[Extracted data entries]
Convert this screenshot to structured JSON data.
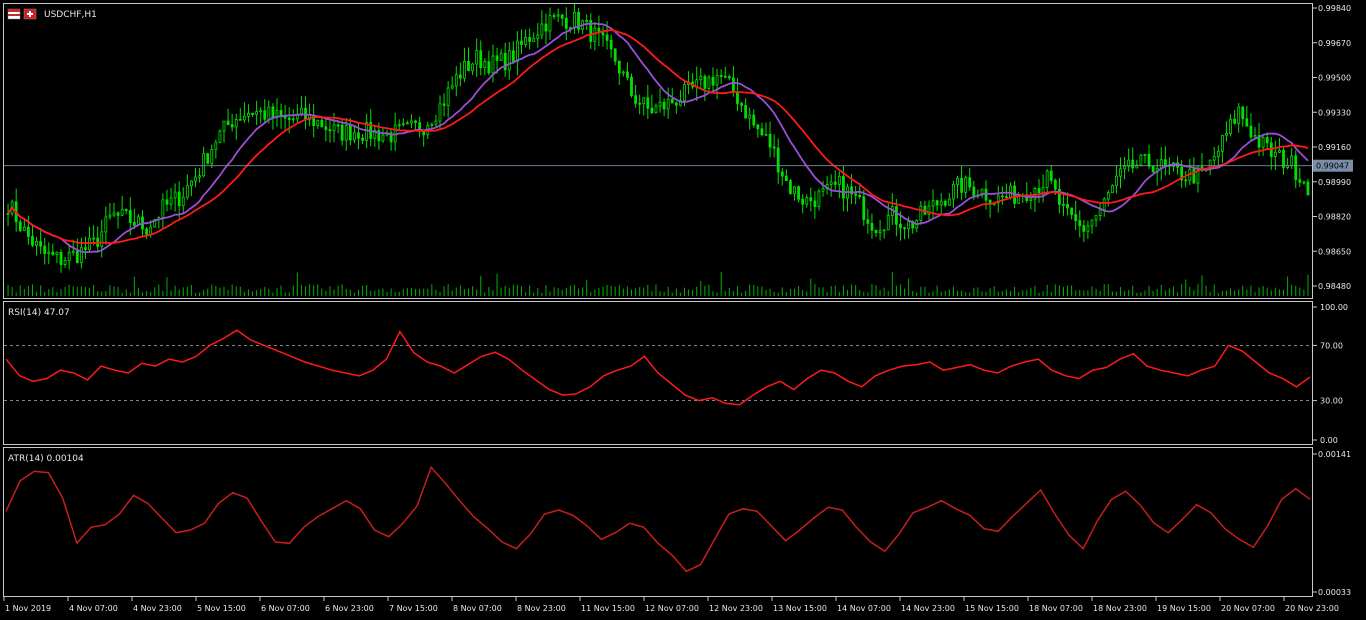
{
  "symbol_label": "USDCHF,H1",
  "colors": {
    "background": "#000000",
    "frame": "#c8c8c8",
    "candle": "#00e000",
    "volume": "#00b000",
    "ma_fast": "#9b4fd6",
    "ma_slow": "#ff1a1a",
    "rsi": "#ff1a1a",
    "atr": "#c81e1e",
    "price_line": "#7b8ca8"
  },
  "chart_data": [
    {
      "type": "candlestick",
      "title": "USDCHF,H1",
      "current_price": "0.99047",
      "current_price_value": 0.99047,
      "y_ticks": [
        "0.99840",
        "0.99670",
        "0.99500",
        "0.99330",
        "0.99160",
        "0.98990",
        "0.98820",
        "0.98650",
        "0.98480"
      ],
      "ylim": [
        0.984,
        0.9984
      ],
      "x_tick_labels": [
        "1 Nov 2019",
        "4 Nov 07:00",
        "4 Nov 23:00",
        "5 Nov 15:00",
        "6 Nov 07:00",
        "6 Nov 23:00",
        "7 Nov 15:00",
        "8 Nov 07:00",
        "8 Nov 23:00",
        "11 Nov 15:00",
        "12 Nov 07:00",
        "12 Nov 23:00",
        "13 Nov 15:00",
        "14 Nov 07:00",
        "14 Nov 23:00",
        "15 Nov 15:00",
        "18 Nov 07:00",
        "18 Nov 23:00",
        "19 Nov 15:00",
        "20 Nov 07:00",
        "20 Nov 23:00"
      ],
      "close_path": [
        0.9886,
        0.9871,
        0.9861,
        0.9858,
        0.9861,
        0.9866,
        0.988,
        0.9878,
        0.9874,
        0.9884,
        0.989,
        0.9902,
        0.9918,
        0.9928,
        0.9932,
        0.993,
        0.9927,
        0.9929,
        0.9926,
        0.9921,
        0.9922,
        0.9921,
        0.992,
        0.9922,
        0.9925,
        0.9935,
        0.995,
        0.9958,
        0.9955,
        0.9958,
        0.9968,
        0.9976,
        0.9978,
        0.9976,
        0.9968,
        0.9958,
        0.994,
        0.9932,
        0.9935,
        0.994,
        0.9945,
        0.995,
        0.994,
        0.9925,
        0.9915,
        0.9895,
        0.9887,
        0.989,
        0.9895,
        0.9887,
        0.9875,
        0.988,
        0.9875,
        0.9882,
        0.9889,
        0.9895,
        0.9893,
        0.9888,
        0.989,
        0.9893,
        0.9898,
        0.988,
        0.9873,
        0.9882,
        0.9898,
        0.9905,
        0.9906,
        0.9902,
        0.99,
        0.99,
        0.9915,
        0.9932,
        0.9918,
        0.991,
        0.9906,
        0.9895
      ],
      "series": [
        {
          "name": "",
          "type": "line",
          "role": "moving-average-fast"
        },
        {
          "name": "",
          "type": "line",
          "role": "moving-average-slow"
        }
      ]
    },
    {
      "type": "line",
      "title": "RSI(14) 47.07",
      "y_ticks": [
        "100.00",
        "70.00",
        "30.00",
        "0.00"
      ],
      "ylim": [
        0,
        100
      ],
      "levels": [
        70,
        30
      ],
      "values": [
        60,
        48,
        44,
        46,
        52,
        50,
        45,
        55,
        52,
        50,
        57,
        55,
        60,
        58,
        62,
        70,
        75,
        81,
        74,
        70,
        66,
        62,
        58,
        55,
        52,
        50,
        48,
        52,
        60,
        80,
        65,
        58,
        55,
        50,
        56,
        62,
        65,
        60,
        52,
        45,
        38,
        34,
        35,
        40,
        48,
        52,
        55,
        62,
        50,
        42,
        34,
        30,
        32,
        28,
        27,
        34,
        40,
        44,
        38,
        46,
        52,
        50,
        44,
        40,
        48,
        52,
        55,
        56,
        58,
        52,
        54,
        56,
        52,
        50,
        55,
        58,
        60,
        52,
        48,
        46,
        52,
        54,
        60,
        64,
        55,
        52,
        50,
        48,
        52,
        55,
        70,
        66,
        58,
        50,
        46,
        40,
        47
      ]
    },
    {
      "type": "line",
      "title": "ATR(14) 0.00104",
      "y_ticks": [
        "0.00141",
        "0.00033"
      ],
      "ylim": [
        0.00033,
        0.00141
      ],
      "values": [
        0.00095,
        0.00118,
        0.00125,
        0.00124,
        0.00105,
        0.00071,
        0.00083,
        0.00085,
        0.00093,
        0.00107,
        0.00101,
        0.0009,
        0.00079,
        0.00081,
        0.00086,
        0.00101,
        0.00109,
        0.00105,
        0.00088,
        0.00072,
        0.00071,
        0.00083,
        0.00091,
        0.00097,
        0.00103,
        0.00097,
        0.00081,
        0.00076,
        0.00086,
        0.00099,
        0.00128,
        0.00116,
        0.00103,
        0.00091,
        0.00082,
        0.00072,
        0.00067,
        0.00078,
        0.00093,
        0.00096,
        0.00092,
        0.00084,
        0.00074,
        0.00079,
        0.00086,
        0.00083,
        0.00071,
        0.00062,
        0.0005,
        0.00055,
        0.00074,
        0.00093,
        0.00097,
        0.00095,
        0.00084,
        0.00073,
        0.00081,
        0.0009,
        0.00098,
        0.00096,
        0.00083,
        0.00072,
        0.00065,
        0.00078,
        0.00094,
        0.00098,
        0.00103,
        0.00097,
        0.00092,
        0.00082,
        0.0008,
        0.00091,
        0.00101,
        0.00111,
        0.00093,
        0.00077,
        0.00067,
        0.00088,
        0.00104,
        0.0011,
        0.001,
        0.00086,
        0.00079,
        0.00089,
        0.001,
        0.00094,
        0.00082,
        0.00074,
        0.00068,
        0.00084,
        0.00104,
        0.00112,
        0.00104
      ]
    }
  ]
}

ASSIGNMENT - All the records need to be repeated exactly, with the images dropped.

ANSWER BOX -
Convert this screenshot to structured JSON data.
{
  "symbol_label": "USDCHF,H1",
  "colors": {
    "background": "#000000",
    "frame": "#c8c8c8",
    "candle": "#00e000",
    "volume": "#00b000",
    "ma_fast": "#9b4fd6",
    "ma_slow": "#ff1a1a",
    "rsi": "#ff1a1a",
    "atr": "#c81e1e",
    "price_line": "#7b8ca8"
  },
  "chart_data": [
    {
      "type": "candlestick",
      "title": "USDCHF,H1",
      "current_price": "0.99047",
      "current_price_value": 0.99047,
      "y_ticks": [
        "0.99840",
        "0.99670",
        "0.99500",
        "0.99330",
        "0.99160",
        "0.98990",
        "0.98820",
        "0.98650",
        "0.98480"
      ],
      "ylim": [
        0.984,
        0.9984
      ],
      "x_tick_labels": [
        "1 Nov 2019",
        "4 Nov 07:00",
        "4 Nov 23:00",
        "5 Nov 15:00",
        "6 Nov 07:00",
        "6 Nov 23:00",
        "7 Nov 15:00",
        "8 Nov 07:00",
        "8 Nov 23:00",
        "11 Nov 15:00",
        "12 Nov 07:00",
        "12 Nov 23:00",
        "13 Nov 15:00",
        "14 Nov 07:00",
        "14 Nov 23:00",
        "15 Nov 15:00",
        "18 Nov 07:00",
        "18 Nov 23:00",
        "19 Nov 15:00",
        "20 Nov 07:00",
        "20 Nov 23:00"
      ],
      "close_path": [
        0.9886,
        0.9871,
        0.9861,
        0.9858,
        0.9861,
        0.9866,
        0.988,
        0.9878,
        0.9874,
        0.9884,
        0.989,
        0.9902,
        0.9918,
        0.9928,
        0.9932,
        0.993,
        0.9927,
        0.9929,
        0.9926,
        0.9921,
        0.9922,
        0.9921,
        0.992,
        0.9922,
        0.9925,
        0.9935,
        0.995,
        0.9958,
        0.9955,
        0.9958,
        0.9968,
        0.9976,
        0.9978,
        0.9976,
        0.9968,
        0.9958,
        0.994,
        0.9932,
        0.9935,
        0.994,
        0.9945,
        0.995,
        0.994,
        0.9925,
        0.9915,
        0.9895,
        0.9887,
        0.989,
        0.9895,
        0.9887,
        0.9875,
        0.988,
        0.9875,
        0.9882,
        0.9889,
        0.9895,
        0.9893,
        0.9888,
        0.989,
        0.9893,
        0.9898,
        0.988,
        0.9873,
        0.9882,
        0.9898,
        0.9905,
        0.9906,
        0.9902,
        0.99,
        0.99,
        0.9915,
        0.9932,
        0.9918,
        0.991,
        0.9906,
        0.9895
      ],
      "series": [
        {
          "name": "",
          "type": "line",
          "role": "moving-average-fast"
        },
        {
          "name": "",
          "type": "line",
          "role": "moving-average-slow"
        }
      ]
    },
    {
      "type": "line",
      "title": "RSI(14) 47.07",
      "y_ticks": [
        "100.00",
        "70.00",
        "30.00",
        "0.00"
      ],
      "ylim": [
        0,
        100
      ],
      "levels": [
        70,
        30
      ],
      "values": [
        60,
        48,
        44,
        46,
        52,
        50,
        45,
        55,
        52,
        50,
        57,
        55,
        60,
        58,
        62,
        70,
        75,
        81,
        74,
        70,
        66,
        62,
        58,
        55,
        52,
        50,
        48,
        52,
        60,
        80,
        65,
        58,
        55,
        50,
        56,
        62,
        65,
        60,
        52,
        45,
        38,
        34,
        35,
        40,
        48,
        52,
        55,
        62,
        50,
        42,
        34,
        30,
        32,
        28,
        27,
        34,
        40,
        44,
        38,
        46,
        52,
        50,
        44,
        40,
        48,
        52,
        55,
        56,
        58,
        52,
        54,
        56,
        52,
        50,
        55,
        58,
        60,
        52,
        48,
        46,
        52,
        54,
        60,
        64,
        55,
        52,
        50,
        48,
        52,
        55,
        70,
        66,
        58,
        50,
        46,
        40,
        47
      ]
    },
    {
      "type": "line",
      "title": "ATR(14) 0.00104",
      "y_ticks": [
        "0.00141",
        "0.00033"
      ],
      "ylim": [
        0.00033,
        0.00141
      ],
      "values": [
        0.00095,
        0.00118,
        0.00125,
        0.00124,
        0.00105,
        0.00071,
        0.00083,
        0.00085,
        0.00093,
        0.00107,
        0.00101,
        0.0009,
        0.00079,
        0.00081,
        0.00086,
        0.00101,
        0.00109,
        0.00105,
        0.00088,
        0.00072,
        0.00071,
        0.00083,
        0.00091,
        0.00097,
        0.00103,
        0.00097,
        0.00081,
        0.00076,
        0.00086,
        0.00099,
        0.00128,
        0.00116,
        0.00103,
        0.00091,
        0.00082,
        0.00072,
        0.00067,
        0.00078,
        0.00093,
        0.00096,
        0.00092,
        0.00084,
        0.00074,
        0.00079,
        0.00086,
        0.00083,
        0.00071,
        0.00062,
        0.0005,
        0.00055,
        0.00074,
        0.00093,
        0.00097,
        0.00095,
        0.00084,
        0.00073,
        0.00081,
        0.0009,
        0.00098,
        0.00096,
        0.00083,
        0.00072,
        0.00065,
        0.00078,
        0.00094,
        0.00098,
        0.00103,
        0.00097,
        0.00092,
        0.00082,
        0.0008,
        0.00091,
        0.00101,
        0.00111,
        0.00093,
        0.00077,
        0.00067,
        0.00088,
        0.00104,
        0.0011,
        0.001,
        0.00086,
        0.00079,
        0.00089,
        0.001,
        0.00094,
        0.00082,
        0.00074,
        0.00068,
        0.00084,
        0.00104,
        0.00112,
        0.00104
      ]
    }
  ]
}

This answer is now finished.